The fight against one of the major hindrances of Malaria prevention, Insecticide Resistance (IR), has recently gained a major asset, the IR Mapper. As an interactive online mapping tool, it tracks IR in malaria-carrying mosquitoes.
The IR Mapper “consolidates reports of insecticide resistance in malaria vectors onto filterable maps to inform vector control strategies.” Collected through the cooperative efforts of Kenya Medical Research Institute (KEMRI) and the US Centers for Disease Control and Prevention (CDC), the information was brought together by Vestergaard Frandsen, a Swiss company. Lastly, the design for the interactive map came from ESRI Eastern Africa.
Today, insecticide plays a valuable role in the prevention of malaria. Spraying a house with insecticide ensures mosquito prevention within homes lasting from 3-6 months. Similarly, insecticide-treated bed nets are extremely valuable and, as the CDC found, these bed nets reduced deaths of children under 5 from all causes by roughly 20 percent.
Yet, the successes of insecticide are in danger if insecticide resistance is not combated. IR has been found in two-thirds of malaria prevalent countries. This large percentage of countries hindered by IR displays the importance of the IR Mapper.
Estimated that 26 million more new malaria cases might occur if the action doesn’t occur against IR, this interactive map will provide the needed knowledge to health-care workers on the ground.
These IR Maps provide a new means of knowing where insecticide is facing confrontation with IR strains of malaria. This new map of information allows users to “guide the deployment of insecticidal tools to ensure the right tool is used in the right place at the right time,” according to IR Mapper’s homepage.
With maps that are armed with data spanning 1954 to present with detailed information on the current susceptibility situation with the mapped pinpoint.
To gain the information necessary to fill the maps the team acquired data from scientific articles and reports and from the IR focused database IRBase.
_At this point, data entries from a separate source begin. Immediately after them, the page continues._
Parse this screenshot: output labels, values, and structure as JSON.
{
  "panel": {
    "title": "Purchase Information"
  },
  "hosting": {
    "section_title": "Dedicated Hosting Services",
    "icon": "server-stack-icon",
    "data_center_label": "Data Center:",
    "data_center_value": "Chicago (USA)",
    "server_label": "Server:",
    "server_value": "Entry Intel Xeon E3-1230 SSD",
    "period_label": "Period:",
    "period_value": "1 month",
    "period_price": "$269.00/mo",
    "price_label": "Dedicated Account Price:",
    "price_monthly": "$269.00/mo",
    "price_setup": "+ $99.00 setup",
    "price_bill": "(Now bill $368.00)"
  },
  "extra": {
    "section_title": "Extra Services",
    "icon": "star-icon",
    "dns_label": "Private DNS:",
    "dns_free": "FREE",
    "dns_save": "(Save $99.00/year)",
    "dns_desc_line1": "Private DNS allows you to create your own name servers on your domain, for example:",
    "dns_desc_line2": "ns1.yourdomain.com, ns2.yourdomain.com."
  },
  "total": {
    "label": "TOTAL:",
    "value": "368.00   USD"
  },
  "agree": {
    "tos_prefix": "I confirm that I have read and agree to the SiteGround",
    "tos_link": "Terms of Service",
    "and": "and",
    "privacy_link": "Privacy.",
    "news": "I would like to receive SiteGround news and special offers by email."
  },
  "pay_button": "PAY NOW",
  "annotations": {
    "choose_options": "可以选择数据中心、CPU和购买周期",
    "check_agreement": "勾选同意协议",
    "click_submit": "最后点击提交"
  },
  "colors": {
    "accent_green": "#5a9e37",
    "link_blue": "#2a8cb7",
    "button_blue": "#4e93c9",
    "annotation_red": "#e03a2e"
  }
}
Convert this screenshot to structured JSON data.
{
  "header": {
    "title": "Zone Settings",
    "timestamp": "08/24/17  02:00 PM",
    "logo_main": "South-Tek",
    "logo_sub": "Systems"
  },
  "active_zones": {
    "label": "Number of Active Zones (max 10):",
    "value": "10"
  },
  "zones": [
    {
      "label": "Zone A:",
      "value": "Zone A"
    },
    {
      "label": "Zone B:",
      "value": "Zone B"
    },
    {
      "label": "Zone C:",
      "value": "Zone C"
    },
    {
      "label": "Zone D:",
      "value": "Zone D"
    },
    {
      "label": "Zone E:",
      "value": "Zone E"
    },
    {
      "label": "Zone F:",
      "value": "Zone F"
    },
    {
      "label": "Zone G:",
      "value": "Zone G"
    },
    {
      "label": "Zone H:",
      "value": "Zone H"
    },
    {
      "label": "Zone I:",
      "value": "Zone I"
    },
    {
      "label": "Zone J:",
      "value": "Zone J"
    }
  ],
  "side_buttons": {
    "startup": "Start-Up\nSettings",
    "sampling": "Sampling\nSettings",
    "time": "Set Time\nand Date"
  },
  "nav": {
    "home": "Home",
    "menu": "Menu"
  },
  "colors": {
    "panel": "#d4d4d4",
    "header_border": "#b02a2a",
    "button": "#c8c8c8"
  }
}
With this information public, more policies will be constructed with better knowledge and more research will be widespread to excel the deterrence of malaria.
– Michael Carney